• _Task goal_
Go through the material below and copy each line where the word "breadth" appears.

• _Given entries_

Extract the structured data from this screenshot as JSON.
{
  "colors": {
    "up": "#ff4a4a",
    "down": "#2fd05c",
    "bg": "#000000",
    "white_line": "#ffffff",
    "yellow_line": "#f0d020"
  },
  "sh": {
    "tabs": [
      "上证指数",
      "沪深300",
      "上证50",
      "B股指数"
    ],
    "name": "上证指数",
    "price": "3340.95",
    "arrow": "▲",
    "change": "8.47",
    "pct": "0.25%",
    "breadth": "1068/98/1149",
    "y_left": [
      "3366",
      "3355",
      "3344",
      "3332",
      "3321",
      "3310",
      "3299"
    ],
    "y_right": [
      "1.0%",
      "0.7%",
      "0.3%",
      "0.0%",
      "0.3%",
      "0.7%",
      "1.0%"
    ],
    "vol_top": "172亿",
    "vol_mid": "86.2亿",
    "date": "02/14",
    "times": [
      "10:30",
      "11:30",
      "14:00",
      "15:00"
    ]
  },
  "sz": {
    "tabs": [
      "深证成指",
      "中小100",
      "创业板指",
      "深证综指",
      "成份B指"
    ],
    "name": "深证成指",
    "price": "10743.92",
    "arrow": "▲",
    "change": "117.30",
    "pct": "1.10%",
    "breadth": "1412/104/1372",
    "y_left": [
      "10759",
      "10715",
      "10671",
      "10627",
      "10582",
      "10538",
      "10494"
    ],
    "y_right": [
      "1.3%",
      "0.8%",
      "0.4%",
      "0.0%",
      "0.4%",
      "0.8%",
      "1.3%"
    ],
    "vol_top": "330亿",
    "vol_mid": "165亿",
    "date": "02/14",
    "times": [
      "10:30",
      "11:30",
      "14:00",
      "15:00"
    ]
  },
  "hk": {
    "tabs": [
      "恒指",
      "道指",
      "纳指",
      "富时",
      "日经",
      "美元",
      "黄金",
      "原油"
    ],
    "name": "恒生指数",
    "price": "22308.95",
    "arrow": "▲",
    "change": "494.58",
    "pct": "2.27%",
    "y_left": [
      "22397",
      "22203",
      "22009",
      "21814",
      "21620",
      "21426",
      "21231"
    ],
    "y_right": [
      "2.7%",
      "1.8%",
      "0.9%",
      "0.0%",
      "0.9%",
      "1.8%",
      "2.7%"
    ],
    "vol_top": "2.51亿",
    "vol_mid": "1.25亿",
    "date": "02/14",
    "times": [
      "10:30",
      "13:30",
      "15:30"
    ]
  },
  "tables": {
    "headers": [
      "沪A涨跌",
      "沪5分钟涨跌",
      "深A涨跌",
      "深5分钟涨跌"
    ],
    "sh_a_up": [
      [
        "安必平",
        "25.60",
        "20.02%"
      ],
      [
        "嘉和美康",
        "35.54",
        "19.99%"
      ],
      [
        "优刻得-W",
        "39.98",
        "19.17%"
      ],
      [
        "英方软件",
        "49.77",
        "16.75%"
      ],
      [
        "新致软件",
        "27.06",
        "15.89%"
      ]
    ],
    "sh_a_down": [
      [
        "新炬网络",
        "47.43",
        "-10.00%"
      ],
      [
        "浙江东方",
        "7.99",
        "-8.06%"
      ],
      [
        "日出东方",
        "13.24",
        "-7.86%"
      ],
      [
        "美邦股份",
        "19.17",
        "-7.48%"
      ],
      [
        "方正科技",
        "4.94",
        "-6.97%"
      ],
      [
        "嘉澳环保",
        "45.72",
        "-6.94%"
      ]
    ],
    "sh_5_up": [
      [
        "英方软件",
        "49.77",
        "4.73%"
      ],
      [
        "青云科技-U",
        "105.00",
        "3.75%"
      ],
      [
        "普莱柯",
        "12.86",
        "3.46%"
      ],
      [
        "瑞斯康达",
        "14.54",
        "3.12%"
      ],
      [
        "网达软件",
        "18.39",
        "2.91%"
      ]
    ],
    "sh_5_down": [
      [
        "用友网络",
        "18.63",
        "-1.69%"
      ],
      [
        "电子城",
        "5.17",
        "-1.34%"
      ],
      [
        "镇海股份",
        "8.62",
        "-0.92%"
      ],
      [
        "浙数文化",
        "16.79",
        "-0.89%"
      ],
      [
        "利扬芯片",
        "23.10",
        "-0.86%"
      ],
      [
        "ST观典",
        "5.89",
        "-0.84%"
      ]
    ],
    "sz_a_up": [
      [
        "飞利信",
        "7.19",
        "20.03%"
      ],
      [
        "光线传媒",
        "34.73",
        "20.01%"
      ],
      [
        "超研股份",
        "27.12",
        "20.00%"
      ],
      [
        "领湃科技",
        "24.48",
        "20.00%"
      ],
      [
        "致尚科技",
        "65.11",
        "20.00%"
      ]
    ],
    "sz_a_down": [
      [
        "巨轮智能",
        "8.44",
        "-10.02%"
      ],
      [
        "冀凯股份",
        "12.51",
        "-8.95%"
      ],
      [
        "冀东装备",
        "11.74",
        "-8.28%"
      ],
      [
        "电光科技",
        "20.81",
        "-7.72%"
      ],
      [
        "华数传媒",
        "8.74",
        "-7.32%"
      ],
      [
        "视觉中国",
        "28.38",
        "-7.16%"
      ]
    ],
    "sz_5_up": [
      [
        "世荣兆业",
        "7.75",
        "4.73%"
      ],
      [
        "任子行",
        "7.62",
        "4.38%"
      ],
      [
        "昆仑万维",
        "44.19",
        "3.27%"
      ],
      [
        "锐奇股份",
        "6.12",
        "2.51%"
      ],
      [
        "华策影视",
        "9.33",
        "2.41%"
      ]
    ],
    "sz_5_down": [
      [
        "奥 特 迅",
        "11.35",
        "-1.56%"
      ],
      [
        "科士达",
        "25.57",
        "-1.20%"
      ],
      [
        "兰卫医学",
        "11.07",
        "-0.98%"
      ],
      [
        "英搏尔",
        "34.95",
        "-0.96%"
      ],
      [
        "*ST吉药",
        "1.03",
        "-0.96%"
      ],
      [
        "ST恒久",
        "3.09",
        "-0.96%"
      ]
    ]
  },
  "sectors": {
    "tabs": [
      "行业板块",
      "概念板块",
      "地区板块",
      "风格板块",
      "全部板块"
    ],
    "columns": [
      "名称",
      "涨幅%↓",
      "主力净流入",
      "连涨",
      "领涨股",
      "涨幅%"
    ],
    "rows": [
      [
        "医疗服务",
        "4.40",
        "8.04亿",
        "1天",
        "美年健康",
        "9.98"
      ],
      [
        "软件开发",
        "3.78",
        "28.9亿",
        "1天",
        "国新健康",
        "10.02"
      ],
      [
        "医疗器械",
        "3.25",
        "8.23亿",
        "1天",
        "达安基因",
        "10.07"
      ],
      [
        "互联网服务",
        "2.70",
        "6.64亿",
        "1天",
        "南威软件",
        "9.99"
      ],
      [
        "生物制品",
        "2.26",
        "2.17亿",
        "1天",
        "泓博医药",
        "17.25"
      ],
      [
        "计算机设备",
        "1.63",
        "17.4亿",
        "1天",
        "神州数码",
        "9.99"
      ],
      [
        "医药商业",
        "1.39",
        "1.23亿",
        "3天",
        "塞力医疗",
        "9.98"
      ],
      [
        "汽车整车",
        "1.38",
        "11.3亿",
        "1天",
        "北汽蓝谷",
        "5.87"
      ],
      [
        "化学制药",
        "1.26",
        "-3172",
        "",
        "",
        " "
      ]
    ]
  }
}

• _Answer for the task_
    "breadth": "1068/98/1149",
    "breadth": "1412/104/1372",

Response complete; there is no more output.